- **What you will do**:
Scan the records for "cfrittspower" and copy each line that contains it.
• • • • • • •
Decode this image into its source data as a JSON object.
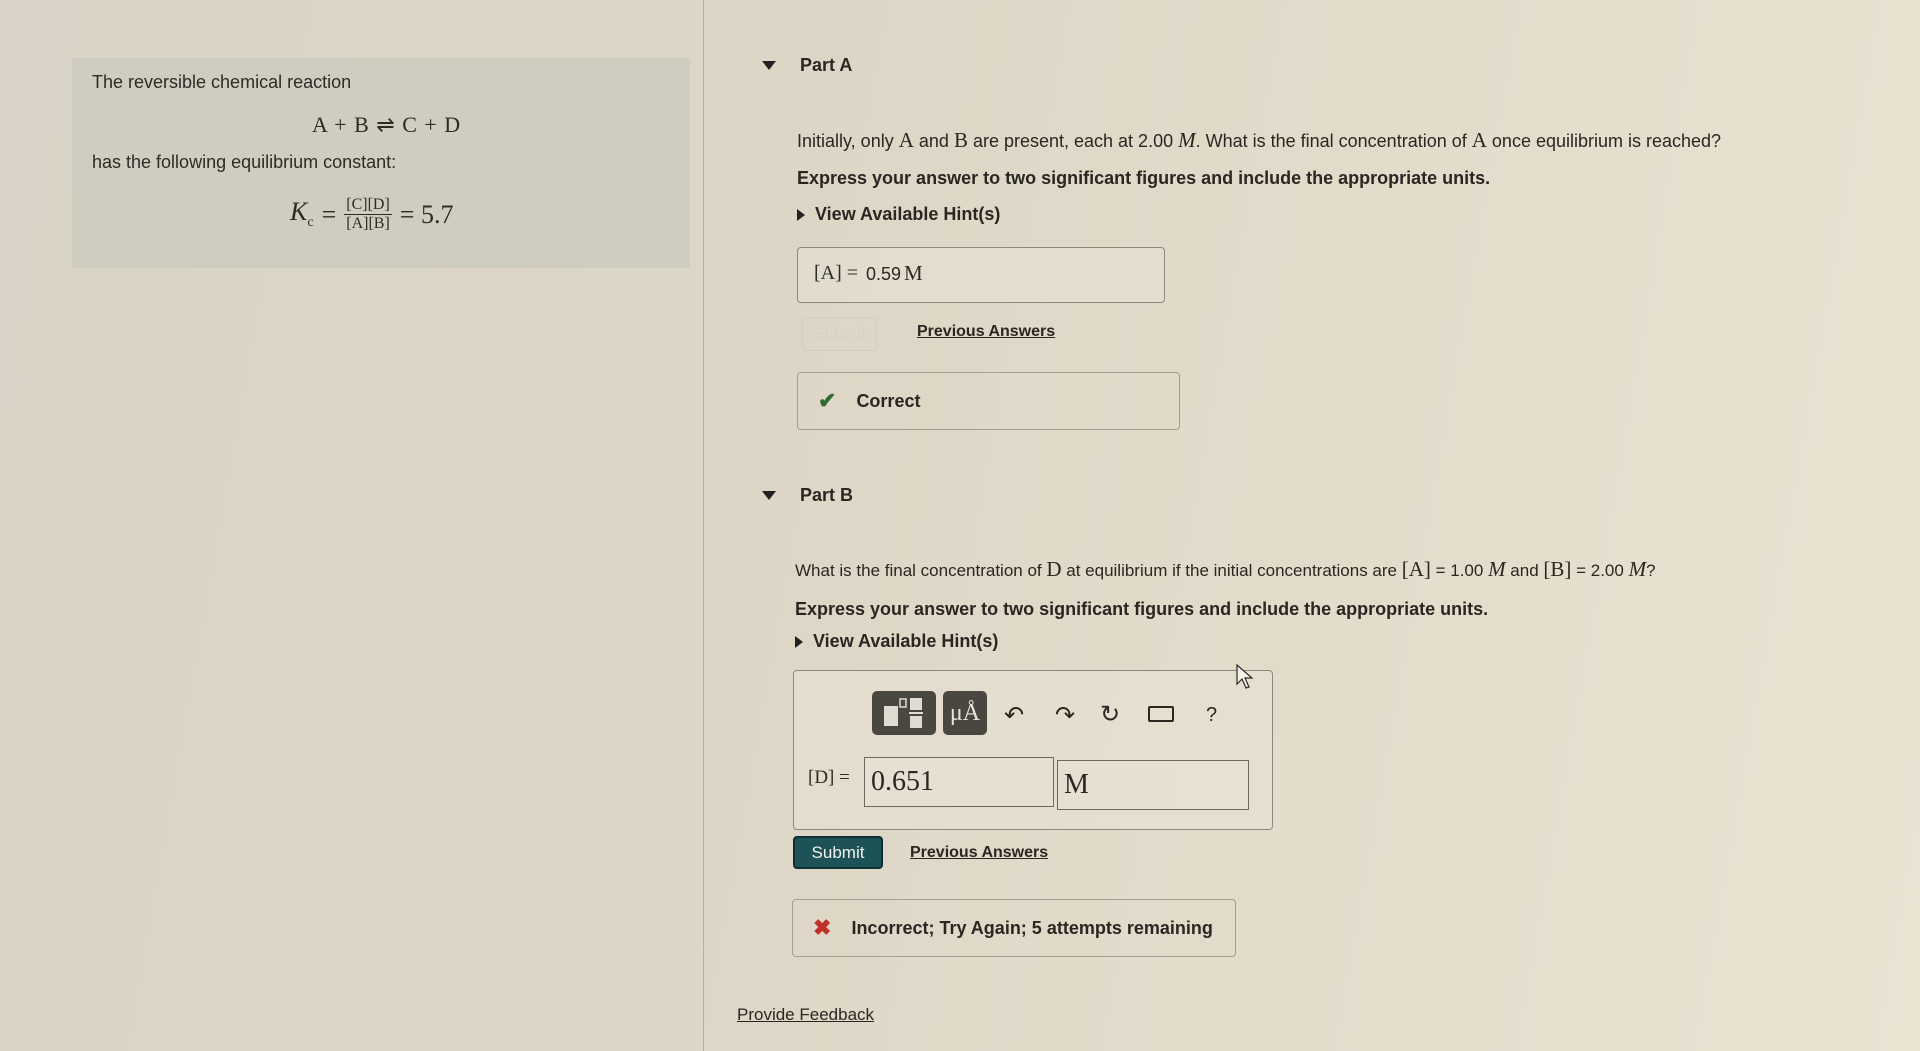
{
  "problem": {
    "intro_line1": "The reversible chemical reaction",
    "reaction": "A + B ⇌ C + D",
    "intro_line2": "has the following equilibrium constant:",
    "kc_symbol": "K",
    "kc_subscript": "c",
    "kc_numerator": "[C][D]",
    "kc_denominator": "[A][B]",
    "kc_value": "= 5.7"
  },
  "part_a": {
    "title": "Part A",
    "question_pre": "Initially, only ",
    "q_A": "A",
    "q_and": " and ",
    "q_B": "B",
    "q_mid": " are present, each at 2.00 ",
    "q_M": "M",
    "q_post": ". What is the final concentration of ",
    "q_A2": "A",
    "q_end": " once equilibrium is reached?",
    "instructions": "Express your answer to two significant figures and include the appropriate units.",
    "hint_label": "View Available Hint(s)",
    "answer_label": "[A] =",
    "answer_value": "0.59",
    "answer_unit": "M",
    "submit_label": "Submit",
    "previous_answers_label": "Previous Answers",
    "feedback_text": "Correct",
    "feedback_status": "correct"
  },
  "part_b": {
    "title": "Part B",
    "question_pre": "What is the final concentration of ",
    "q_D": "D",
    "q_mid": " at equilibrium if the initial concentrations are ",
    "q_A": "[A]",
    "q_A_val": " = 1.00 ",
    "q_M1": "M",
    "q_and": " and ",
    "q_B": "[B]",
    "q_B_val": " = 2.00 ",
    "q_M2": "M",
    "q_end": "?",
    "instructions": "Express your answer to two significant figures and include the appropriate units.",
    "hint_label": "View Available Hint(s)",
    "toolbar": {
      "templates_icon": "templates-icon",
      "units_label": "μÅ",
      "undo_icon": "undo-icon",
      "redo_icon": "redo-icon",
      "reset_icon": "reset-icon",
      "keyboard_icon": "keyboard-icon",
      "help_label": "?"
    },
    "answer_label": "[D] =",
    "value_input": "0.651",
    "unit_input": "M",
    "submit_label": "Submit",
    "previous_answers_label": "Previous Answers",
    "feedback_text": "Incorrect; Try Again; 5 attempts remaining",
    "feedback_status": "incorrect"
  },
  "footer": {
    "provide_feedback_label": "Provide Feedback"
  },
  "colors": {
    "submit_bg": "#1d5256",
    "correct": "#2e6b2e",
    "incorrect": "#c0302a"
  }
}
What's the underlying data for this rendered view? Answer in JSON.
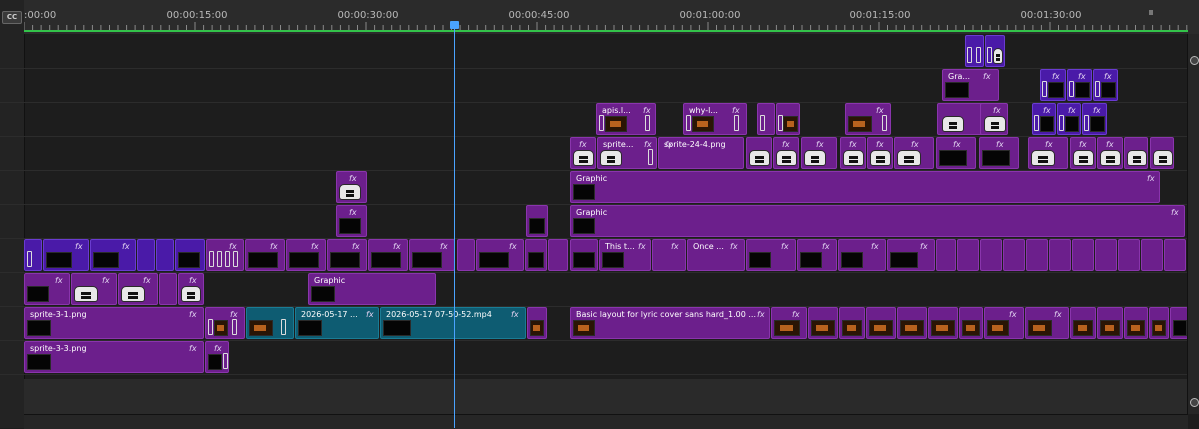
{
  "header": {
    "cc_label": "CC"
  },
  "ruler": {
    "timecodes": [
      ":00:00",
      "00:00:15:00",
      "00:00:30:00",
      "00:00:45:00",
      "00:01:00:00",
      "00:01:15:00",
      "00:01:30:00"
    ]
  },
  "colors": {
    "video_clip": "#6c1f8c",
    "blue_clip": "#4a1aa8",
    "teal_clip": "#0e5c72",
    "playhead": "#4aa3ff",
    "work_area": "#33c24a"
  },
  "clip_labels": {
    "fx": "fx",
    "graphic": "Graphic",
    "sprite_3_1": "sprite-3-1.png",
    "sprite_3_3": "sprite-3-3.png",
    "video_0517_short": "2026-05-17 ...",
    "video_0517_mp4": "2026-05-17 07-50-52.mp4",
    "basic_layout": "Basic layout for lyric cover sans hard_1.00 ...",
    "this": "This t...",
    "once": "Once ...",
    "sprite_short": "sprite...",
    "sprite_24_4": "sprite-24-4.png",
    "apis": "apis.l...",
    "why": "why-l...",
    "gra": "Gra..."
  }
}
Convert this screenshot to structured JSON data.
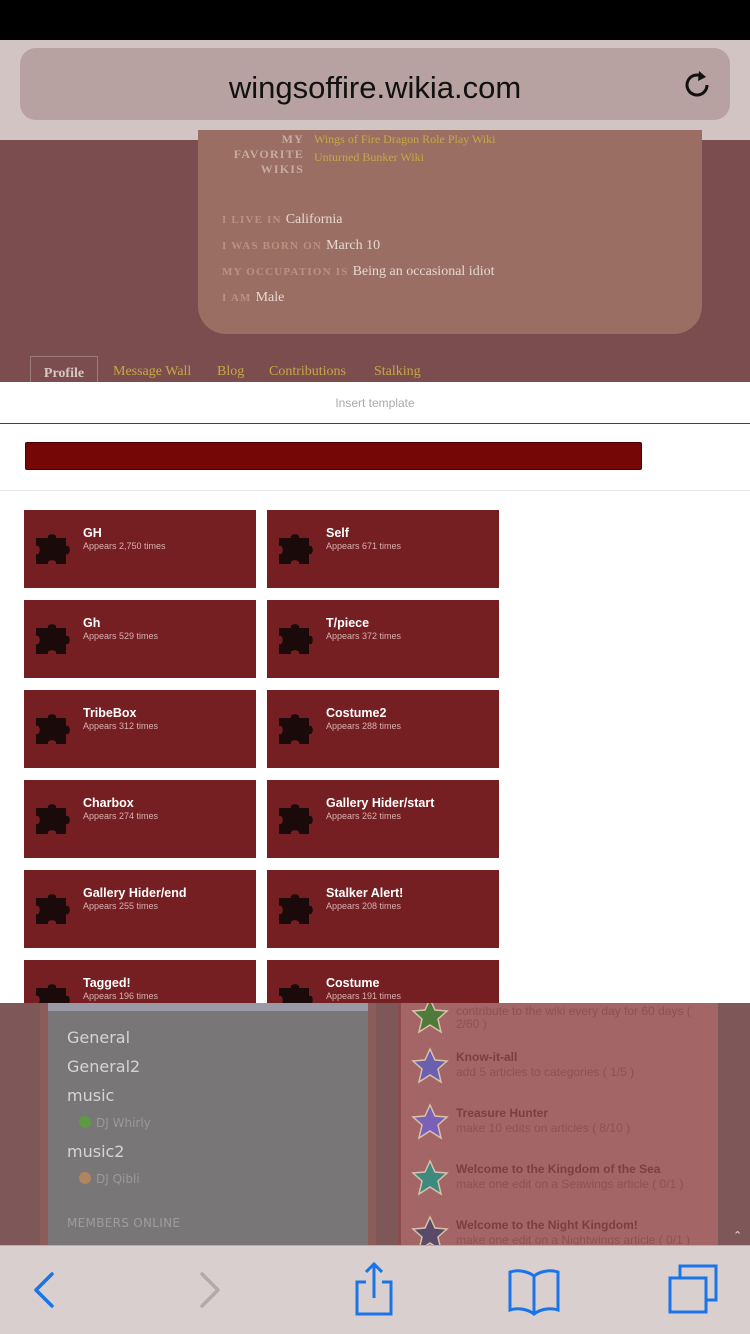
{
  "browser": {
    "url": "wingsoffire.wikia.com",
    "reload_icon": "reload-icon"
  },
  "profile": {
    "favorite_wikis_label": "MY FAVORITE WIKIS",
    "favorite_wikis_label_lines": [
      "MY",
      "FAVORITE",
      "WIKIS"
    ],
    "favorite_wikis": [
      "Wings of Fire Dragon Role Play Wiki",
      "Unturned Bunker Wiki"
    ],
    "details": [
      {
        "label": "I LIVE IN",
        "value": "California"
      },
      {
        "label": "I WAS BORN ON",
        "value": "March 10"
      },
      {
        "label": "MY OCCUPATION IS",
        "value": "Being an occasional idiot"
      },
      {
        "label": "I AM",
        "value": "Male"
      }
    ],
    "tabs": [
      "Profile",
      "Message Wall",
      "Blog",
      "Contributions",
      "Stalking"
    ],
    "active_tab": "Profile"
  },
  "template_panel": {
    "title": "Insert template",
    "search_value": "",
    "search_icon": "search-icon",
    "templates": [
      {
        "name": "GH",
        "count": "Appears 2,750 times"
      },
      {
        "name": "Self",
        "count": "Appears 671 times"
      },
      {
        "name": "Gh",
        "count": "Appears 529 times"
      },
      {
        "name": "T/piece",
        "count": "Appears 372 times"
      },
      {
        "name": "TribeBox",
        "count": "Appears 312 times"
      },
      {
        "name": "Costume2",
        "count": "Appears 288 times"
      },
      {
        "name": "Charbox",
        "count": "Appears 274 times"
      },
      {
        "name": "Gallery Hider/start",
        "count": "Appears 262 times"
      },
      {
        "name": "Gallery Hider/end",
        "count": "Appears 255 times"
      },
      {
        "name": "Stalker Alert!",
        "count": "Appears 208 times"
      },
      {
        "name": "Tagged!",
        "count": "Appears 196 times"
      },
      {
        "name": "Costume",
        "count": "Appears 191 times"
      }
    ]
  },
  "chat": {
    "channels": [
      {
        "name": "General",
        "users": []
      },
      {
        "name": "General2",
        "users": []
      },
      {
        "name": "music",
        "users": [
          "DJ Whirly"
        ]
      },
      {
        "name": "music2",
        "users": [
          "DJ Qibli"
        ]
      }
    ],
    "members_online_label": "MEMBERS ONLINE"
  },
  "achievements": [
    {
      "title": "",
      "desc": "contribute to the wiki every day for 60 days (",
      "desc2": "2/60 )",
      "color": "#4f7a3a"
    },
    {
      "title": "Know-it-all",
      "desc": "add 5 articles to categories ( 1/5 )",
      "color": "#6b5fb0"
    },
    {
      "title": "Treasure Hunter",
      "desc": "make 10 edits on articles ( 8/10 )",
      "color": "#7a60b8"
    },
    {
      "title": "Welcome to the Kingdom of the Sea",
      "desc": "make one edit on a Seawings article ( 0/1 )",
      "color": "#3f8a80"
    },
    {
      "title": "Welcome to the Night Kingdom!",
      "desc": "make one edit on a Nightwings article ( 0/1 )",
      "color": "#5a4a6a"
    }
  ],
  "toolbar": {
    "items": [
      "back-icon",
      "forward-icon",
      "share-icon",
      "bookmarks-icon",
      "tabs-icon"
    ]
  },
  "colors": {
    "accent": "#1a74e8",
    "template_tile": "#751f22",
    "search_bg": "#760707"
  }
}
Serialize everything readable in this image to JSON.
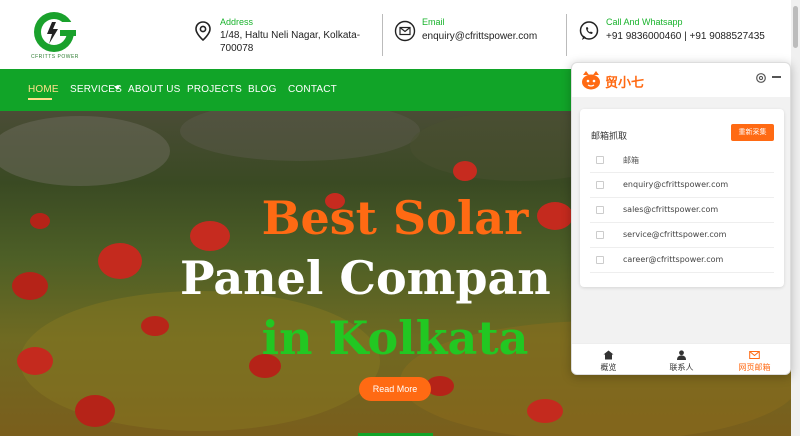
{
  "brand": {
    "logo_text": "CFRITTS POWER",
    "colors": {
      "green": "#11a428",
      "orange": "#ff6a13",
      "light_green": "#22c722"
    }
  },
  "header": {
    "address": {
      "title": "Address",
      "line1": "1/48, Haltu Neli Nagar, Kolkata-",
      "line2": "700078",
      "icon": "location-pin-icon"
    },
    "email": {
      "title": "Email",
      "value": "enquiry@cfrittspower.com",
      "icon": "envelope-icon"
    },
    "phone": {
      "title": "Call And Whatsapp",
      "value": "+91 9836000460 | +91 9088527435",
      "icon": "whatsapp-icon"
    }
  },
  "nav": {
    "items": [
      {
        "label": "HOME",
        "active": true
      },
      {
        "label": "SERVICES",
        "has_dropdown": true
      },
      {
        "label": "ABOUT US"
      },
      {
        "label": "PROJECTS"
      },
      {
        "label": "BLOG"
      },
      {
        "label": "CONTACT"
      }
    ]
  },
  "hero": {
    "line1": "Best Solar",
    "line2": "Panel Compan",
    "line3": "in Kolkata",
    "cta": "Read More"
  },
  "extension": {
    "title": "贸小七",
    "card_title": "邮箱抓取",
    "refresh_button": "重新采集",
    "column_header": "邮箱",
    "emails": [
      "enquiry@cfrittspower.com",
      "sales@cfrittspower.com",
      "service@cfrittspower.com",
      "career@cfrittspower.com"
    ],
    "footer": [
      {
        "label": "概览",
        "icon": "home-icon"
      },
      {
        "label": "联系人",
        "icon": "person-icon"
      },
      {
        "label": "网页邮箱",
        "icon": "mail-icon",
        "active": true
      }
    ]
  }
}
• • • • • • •
- **Response box**:
      "value": "enquiry@cfrittspower.com",
      "enquiry@cfrittspower.com",
      "sales@cfrittspower.com",
      "service@cfrittspower.com",
      "career@cfrittspower.com"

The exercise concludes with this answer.